§ Exercise requirements
Could you reproduce every record below exactly as written?

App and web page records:
-- Opening Marker --

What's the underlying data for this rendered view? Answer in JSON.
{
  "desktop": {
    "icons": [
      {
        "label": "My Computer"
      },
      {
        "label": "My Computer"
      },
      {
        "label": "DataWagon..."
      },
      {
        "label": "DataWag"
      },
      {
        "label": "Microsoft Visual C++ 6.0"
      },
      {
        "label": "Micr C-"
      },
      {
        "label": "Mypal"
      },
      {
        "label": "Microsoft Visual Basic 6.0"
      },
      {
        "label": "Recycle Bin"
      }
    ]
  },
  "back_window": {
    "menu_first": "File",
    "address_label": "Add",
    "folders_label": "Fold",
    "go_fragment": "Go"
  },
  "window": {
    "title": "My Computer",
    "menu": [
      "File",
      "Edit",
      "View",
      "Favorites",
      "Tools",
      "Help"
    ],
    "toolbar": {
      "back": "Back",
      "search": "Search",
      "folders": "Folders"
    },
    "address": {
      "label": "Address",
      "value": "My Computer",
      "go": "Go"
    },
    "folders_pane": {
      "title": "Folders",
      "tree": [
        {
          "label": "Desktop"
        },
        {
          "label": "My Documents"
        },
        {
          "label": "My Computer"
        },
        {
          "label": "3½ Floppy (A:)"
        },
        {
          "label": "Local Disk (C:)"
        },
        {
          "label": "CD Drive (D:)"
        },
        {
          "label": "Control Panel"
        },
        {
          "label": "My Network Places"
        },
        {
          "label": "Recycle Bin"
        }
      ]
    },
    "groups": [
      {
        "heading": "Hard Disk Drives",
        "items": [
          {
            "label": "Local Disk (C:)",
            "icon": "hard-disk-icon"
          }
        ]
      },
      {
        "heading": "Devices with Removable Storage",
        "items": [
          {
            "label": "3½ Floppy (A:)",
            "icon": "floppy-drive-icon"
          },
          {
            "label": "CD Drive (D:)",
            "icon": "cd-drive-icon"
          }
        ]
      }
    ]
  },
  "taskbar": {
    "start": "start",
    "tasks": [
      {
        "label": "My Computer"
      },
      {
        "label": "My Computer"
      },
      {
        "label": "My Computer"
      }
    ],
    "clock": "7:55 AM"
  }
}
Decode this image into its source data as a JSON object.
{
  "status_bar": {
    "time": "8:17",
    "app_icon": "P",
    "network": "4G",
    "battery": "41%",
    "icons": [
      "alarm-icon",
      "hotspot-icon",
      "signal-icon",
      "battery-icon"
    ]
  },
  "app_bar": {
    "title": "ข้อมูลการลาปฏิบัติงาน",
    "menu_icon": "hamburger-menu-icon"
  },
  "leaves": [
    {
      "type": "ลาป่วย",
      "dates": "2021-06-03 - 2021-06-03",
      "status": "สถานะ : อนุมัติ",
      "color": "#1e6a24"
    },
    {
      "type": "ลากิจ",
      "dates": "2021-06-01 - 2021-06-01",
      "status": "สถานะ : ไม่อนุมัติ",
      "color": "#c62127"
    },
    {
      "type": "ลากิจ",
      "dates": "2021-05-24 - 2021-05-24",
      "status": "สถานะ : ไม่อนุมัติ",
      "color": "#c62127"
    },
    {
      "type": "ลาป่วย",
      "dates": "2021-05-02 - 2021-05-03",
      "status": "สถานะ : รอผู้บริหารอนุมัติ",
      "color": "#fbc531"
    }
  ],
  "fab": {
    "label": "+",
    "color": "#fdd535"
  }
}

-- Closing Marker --

§ Result
What's the underlying data for this rendered view? Answer in JSON.
{
  "desktop": {
    "icons": [
      {
        "label": "My Computer"
      },
      {
        "label": "My Computer"
      },
      {
        "label": "DataWagon..."
      },
      {
        "label": "DataWag"
      },
      {
        "label": "Microsoft Visual C++ 6.0"
      },
      {
        "label": "Micr C-"
      },
      {
        "label": "Mypal"
      },
      {
        "label": "Microsoft Visual Basic 6.0"
      },
      {
        "label": "Recycle Bin"
      }
    ]
  },
  "back_window": {
    "menu_first": "File",
    "address_label": "Add",
    "folders_label": "Fold",
    "go_fragment": "Go"
  },
  "window": {
    "title": "My Computer",
    "menu": [
      "File",
      "Edit",
      "View",
      "Favorites",
      "Tools",
      "Help"
    ],
    "toolbar": {
      "back": "Back",
      "search": "Search",
      "folders": "Folders"
    },
    "address": {
      "label": "Address",
      "value": "My Computer",
      "go": "Go"
    },
    "folders_pane": {
      "title": "Folders",
      "tree": [
        {
          "label": "Desktop"
        },
        {
          "label": "My Documents"
        },
        {
          "label": "My Computer"
        },
        {
          "label": "3½ Floppy (A:)"
        },
        {
          "label": "Local Disk (C:)"
        },
        {
          "label": "CD Drive (D:)"
        },
        {
          "label": "Control Panel"
        },
        {
          "label": "My Network Places"
        },
        {
          "label": "Recycle Bin"
        }
      ]
    },
    "groups": [
      {
        "heading": "Hard Disk Drives",
        "items": [
          {
            "label": "Local Disk (C:)",
            "icon": "hard-disk-icon"
          }
        ]
      },
      {
        "heading": "Devices with Removable Storage",
        "items": [
          {
            "label": "3½ Floppy (A:)",
            "icon": "floppy-drive-icon"
          },
          {
            "label": "CD Drive (D:)",
            "icon": "cd-drive-icon"
          }
        ]
      }
    ]
  },
  "taskbar": {
    "start": "start",
    "tasks": [
      {
        "label": "My Computer"
      },
      {
        "label": "My Computer"
      },
      {
        "label": "My Computer"
      }
    ],
    "clock": "7:55 AM"
  }
}
Decode this image into its source data as a JSON object.
{
  "status_bar": {
    "time": "8:17",
    "app_icon": "P",
    "network": "4G",
    "battery": "41%",
    "icons": [
      "alarm-icon",
      "hotspot-icon",
      "signal-icon",
      "battery-icon"
    ]
  },
  "app_bar": {
    "title": "ข้อมูลการลาปฏิบัติงาน",
    "menu_icon": "hamburger-menu-icon"
  },
  "leaves": [
    {
      "type": "ลาป่วย",
      "dates": "2021-06-03 - 2021-06-03",
      "status": "สถานะ : อนุมัติ",
      "color": "#1e6a24"
    },
    {
      "type": "ลากิจ",
      "dates": "2021-06-01 - 2021-06-01",
      "status": "สถานะ : ไม่อนุมัติ",
      "color": "#c62127"
    },
    {
      "type": "ลากิจ",
      "dates": "2021-05-24 - 2021-05-24",
      "status": "สถานะ : ไม่อนุมัติ",
      "color": "#c62127"
    },
    {
      "type": "ลาป่วย",
      "dates": "2021-05-02 - 2021-05-03",
      "status": "สถานะ : รอผู้บริหารอนุมัติ",
      "color": "#fbc531"
    }
  ],
  "fab": {
    "label": "+",
    "color": "#fdd535"
  }
}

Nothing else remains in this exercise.